The first was Saturn, from Midnight Sun's Planet Series. They are calling it a Belgian-style Fresh Hop IPA, weighing in at 8% ABV and 55 IBUs. Tasting it, I was impressed by how much more delicate the hop flavors and aromas were than those imparted by the standard dried hops used in other beers. The wet Centennial and Cascade hops used pair very well with the flavors arising from the Belgian yeasts. A very interesting and drinkable brew!

The second was The Lost Abbey Brewery's Lost and Found Abbey Ale, from a 750 ml corked bottle. The beer poured a deep, dark red, with a relatively small head. According to the brewery, it comes in at 7.5% ABV, is hopped with German Magnum and Tettang hops, and has pureed raisins added. The raisins are very evident in the fruity notes in the deep, complex taste of the beer. The initial taste was wonderful, though the beer seemed to fade a bit toward the end of the bottle.

Until next time, Cheers!

Wednesday, December 3, 2008

Like a Kid in a Candy Store...

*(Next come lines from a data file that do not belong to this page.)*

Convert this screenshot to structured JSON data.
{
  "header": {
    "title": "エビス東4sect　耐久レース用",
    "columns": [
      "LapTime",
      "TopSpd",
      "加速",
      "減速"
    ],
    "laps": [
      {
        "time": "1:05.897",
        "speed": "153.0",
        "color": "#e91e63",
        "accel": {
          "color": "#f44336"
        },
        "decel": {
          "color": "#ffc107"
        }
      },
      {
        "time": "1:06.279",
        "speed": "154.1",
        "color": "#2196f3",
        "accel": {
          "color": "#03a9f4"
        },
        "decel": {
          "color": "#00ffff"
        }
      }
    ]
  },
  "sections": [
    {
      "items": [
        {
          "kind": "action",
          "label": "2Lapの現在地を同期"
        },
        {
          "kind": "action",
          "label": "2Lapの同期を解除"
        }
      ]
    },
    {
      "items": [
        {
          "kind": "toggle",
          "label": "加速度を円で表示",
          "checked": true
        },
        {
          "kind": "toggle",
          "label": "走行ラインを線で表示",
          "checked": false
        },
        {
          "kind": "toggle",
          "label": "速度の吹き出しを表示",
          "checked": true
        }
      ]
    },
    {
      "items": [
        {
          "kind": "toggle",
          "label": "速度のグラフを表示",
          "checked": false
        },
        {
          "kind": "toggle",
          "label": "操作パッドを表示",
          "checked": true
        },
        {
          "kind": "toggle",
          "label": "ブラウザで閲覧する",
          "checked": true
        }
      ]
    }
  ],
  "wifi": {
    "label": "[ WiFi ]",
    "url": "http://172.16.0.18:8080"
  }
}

Yesterday my lovely wife Elaine and I made a shopping run to Anchorage. For anyone who isn't from Alaska, you probably don't quite grasp what that entails. It means we got up at 5:30 and were on the road shortly before 7 am, for a 150 mile/three hour drive over snowy roads with temperatures in the teens. Oh, did I mention that sunrise is about 10 am this time of year?

In Anchorage, we tried to cram as much shopping as we could into the few hours we had, making nine stops around town (plus lunch) in under six hours, all the while dodging the insane people who seem to be so prevalent behind the wheel inside city limits.

And then there's the return journey, leaving Anchorage at about 3:30 pm, with sunset at 4 and arriving back home at 6:30, to unload the car and feed the cats before collapsing on the couch. That's what an Anchorage shopping run in December means.

After hearing that, you're probably wondering why in the world we would be so crazy as to do something like that. I can answer that in one word: MONEY. We estimate shopping in Anchorage saves us 40% over local prices, even after you figure in the gas for a 300 mile round trip. Two added benefits are greatly expanded choices for lunch (Thai, anyone?) AND a fantastic beer selection (at least compared to my local stores). Visiting La Bodega and The Brown Jug Warehouse, I am indeed like the proverbial kid in a candy store. In fact, Elaine says that the only store we visit that I'm not in a hurry to get out of is the liquor store. I'm not sure that's true; after all, we went to Arctic Brewing Supply to buy more homebrew ingredients as well...

So what did I pick up in the candy store? Lots of cool stuff, much of it from Midnight Sun. I picked up a bottle of Saturn, one their Planet Series, billed as a "Belgian-style Fresh Hop IPA" and Venus, another in the series billed as Belgian-style Quadrupel, spiced with star anise and aged in Cabernet Sauvignon casks. I also grabbed a bottle of the 2008 version of their award-winning Arctic Devil Barley Wine and their Obliteration IV, something they're calling a Double Wheat India Pale Ale. Four beers that I am very anxious to try.

Besides these new beers from Midnight Sun, I also picked up two others to try: a 750 ml corked bottle of Lost and Found Ale from The Lost Abbey Brewery and another 750 ml of Avec les bon Voeux, a Christmas ale from Brasserie Dupont, one of my favorite Belgian breweries. I learned about this particular beer by reading an excellent book: 100 Belgian Beers to Try Before You Die by Tim Webb and Joris Pattyn. I won't go into any more detail about the book now, as I plan to cover it in more detail soon. Suffice it to say, it's a great Xmas present for a beer lover.

As I sample all these beers over the next few days, I'll be taking notes and will be reporting my impressions in this blog.

Until then, Cheers!